# Work item
In the listing that follows, tally the lines containing "디카페인"; give the count and nothing more.

# Listed entries

────────────────────

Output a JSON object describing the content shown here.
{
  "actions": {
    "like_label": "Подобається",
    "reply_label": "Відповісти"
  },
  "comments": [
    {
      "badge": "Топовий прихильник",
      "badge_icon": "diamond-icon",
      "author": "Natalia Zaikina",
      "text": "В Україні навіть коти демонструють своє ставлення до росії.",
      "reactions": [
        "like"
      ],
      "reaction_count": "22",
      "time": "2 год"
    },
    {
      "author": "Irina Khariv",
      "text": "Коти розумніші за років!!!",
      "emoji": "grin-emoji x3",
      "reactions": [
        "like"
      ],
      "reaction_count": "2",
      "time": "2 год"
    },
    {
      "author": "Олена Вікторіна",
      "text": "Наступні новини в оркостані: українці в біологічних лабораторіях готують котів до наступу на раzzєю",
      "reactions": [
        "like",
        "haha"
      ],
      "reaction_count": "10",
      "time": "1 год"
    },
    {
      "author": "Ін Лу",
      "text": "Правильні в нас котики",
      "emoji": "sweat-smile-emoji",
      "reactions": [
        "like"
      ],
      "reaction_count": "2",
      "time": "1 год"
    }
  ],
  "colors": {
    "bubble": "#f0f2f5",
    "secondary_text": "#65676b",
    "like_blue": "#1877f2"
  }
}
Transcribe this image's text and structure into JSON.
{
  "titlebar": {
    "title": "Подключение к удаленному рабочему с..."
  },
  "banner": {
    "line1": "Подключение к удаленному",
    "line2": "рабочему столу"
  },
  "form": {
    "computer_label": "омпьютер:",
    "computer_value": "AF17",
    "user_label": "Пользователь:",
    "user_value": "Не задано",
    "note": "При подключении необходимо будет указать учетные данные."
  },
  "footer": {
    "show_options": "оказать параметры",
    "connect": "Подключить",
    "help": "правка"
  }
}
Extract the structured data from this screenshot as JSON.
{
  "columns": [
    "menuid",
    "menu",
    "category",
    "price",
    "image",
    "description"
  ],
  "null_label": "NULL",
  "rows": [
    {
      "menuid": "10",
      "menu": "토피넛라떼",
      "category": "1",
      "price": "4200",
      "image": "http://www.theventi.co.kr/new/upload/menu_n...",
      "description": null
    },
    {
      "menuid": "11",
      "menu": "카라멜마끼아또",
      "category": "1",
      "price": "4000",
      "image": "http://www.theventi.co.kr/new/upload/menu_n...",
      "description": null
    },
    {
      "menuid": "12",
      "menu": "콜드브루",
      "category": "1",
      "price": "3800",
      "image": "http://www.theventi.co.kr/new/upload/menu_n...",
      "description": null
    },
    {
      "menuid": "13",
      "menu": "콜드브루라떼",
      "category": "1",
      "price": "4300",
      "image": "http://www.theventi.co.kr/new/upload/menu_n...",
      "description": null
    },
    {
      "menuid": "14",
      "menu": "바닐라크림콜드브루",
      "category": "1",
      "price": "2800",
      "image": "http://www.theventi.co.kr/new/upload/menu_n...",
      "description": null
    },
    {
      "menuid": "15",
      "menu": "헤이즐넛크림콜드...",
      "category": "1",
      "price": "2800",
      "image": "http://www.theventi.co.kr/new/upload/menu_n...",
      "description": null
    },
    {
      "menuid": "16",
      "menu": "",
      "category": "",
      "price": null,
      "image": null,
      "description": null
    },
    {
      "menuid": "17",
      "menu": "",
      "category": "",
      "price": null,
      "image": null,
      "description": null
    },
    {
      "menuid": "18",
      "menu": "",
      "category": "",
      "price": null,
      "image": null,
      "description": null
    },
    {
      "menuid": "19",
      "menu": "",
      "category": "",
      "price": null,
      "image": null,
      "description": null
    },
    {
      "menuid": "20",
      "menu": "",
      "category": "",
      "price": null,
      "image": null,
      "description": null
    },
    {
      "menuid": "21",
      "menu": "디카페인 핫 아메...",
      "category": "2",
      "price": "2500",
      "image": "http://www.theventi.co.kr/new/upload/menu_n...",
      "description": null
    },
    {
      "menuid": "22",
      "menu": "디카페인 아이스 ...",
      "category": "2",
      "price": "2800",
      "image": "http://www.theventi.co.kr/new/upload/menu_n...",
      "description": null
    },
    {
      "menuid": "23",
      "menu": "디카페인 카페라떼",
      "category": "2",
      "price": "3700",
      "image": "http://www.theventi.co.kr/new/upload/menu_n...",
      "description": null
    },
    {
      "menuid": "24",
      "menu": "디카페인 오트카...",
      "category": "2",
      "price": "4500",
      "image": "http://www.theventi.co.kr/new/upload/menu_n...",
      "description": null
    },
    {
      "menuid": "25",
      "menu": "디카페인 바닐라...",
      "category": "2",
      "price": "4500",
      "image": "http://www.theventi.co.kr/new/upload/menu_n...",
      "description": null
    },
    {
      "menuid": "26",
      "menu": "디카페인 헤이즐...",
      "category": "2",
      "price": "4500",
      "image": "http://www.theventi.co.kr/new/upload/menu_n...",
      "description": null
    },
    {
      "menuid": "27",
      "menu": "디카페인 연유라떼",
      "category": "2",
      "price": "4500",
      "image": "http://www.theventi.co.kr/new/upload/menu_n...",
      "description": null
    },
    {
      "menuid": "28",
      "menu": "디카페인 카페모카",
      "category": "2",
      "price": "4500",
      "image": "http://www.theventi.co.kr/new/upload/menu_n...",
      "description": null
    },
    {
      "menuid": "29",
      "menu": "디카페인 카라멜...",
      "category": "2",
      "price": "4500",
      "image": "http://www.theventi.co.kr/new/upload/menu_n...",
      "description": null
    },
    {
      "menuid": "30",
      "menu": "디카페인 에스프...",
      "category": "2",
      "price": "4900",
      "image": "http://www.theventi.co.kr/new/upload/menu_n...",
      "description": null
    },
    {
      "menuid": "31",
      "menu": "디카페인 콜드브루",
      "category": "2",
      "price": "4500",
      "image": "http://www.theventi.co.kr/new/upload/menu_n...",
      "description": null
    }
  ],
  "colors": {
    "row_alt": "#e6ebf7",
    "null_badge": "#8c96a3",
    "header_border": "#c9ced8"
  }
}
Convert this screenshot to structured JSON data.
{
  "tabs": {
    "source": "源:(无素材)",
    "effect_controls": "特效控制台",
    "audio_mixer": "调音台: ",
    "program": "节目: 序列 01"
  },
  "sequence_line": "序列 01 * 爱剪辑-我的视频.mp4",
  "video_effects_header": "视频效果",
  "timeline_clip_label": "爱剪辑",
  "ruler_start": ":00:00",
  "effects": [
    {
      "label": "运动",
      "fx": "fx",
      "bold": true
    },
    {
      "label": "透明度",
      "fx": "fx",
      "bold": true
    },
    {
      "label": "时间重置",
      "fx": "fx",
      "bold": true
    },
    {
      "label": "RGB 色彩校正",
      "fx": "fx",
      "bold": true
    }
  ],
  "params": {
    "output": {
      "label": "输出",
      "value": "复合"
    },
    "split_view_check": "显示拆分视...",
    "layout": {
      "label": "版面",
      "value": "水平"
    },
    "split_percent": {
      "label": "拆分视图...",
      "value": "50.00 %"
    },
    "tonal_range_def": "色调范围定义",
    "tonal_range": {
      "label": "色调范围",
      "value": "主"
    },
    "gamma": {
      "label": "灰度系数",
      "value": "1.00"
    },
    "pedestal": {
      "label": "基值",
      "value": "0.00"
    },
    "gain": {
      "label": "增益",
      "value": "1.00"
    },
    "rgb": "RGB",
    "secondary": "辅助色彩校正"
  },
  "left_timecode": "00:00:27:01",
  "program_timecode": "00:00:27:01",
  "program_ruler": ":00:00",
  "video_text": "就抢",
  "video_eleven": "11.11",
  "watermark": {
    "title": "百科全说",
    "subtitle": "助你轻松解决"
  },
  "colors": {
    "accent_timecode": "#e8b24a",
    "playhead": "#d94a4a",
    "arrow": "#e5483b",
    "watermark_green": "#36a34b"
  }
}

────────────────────

# Task result
11